Also, these (quite small) guns were effectively direct fire weapons with relatively flat trajectories, except at the longer ranges. So, you fired at what you could see from the gun position - or estimated range and fall of shot into dead ground if you could see the target in some other way, or guess its centre of mass.
There are also interestingly different observer reports on estimated numbers of rounds fired, including from those who heard rather than saw the guns being fired. However, in the latter case, especially if there had been an weather inversion that day, the echo as well as the initial report might have been heard, and several times. Also, none of the long distance listeners would have known that only two, rather than six, guns were still at Isandlwana.
A small subject, but well worth exploring - as is the relative incapacity of N Bty to defend itself or take part in delivering rifle fire alongside the infantry and other (due to the few weapons held being intended to arm sentries mounted on the guns).

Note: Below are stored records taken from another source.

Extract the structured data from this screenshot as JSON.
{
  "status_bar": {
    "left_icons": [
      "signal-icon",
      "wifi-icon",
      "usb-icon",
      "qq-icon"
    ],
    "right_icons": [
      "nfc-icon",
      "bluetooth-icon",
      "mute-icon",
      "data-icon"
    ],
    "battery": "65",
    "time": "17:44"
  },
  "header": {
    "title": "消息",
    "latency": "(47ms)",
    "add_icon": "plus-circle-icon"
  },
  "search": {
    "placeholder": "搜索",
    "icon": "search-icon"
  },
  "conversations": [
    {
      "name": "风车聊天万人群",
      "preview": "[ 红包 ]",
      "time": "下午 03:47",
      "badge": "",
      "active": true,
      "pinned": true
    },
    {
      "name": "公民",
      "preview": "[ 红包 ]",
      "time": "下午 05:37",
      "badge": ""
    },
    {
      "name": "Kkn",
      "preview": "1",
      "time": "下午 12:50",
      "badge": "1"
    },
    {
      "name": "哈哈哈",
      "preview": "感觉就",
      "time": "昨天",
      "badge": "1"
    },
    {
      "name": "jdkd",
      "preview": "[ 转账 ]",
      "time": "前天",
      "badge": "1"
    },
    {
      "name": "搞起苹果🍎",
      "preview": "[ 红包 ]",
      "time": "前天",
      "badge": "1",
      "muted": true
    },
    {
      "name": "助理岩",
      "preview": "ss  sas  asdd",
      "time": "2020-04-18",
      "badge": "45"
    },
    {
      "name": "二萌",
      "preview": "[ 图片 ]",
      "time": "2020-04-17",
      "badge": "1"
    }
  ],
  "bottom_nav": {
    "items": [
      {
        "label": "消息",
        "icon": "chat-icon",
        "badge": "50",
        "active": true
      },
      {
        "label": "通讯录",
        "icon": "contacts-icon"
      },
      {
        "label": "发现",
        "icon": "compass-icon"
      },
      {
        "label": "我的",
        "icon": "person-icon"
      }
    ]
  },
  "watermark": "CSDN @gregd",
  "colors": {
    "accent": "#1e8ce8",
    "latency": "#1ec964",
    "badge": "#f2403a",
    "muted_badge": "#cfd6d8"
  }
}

I have not seen them, but I gather that there are specific reports on the use of Artillery at Isandlwana in the RA Institution Library archive.
Well worth a good dig, it appears.
|27th August 2005||Julian whybra|
|28th August 2005||Chris|
Is it known if they fired any grapeshot? I would have imagined it took down quite a few Zulus if they were able to.
|28th August 2005||Mike McCabe|
Grape shot was an earlier form, with (usually) spherical balls of a suitable diameter being sewn into a canvas bag. It tended to be used in larger calibre guns, and often in warships to repel boarders or rake the enemy's decks prior to boarding. In field guns, musket balls were often used as a convenient, available item.
Case (or canister) was a minor improvement, loading the balls (or whatever kind of metal shape was used) into a light gauge metal cylinder. This had a longer shelf life, and could be handled and loaded slightly quicker.
The 7 Pdr Rifled Muzzle Loader would have used bagged propellant charges, loaded first, and hopefully somebody who has the User Manual will advise us all further on the small details - which will be good and useful general knowledge on a site like this!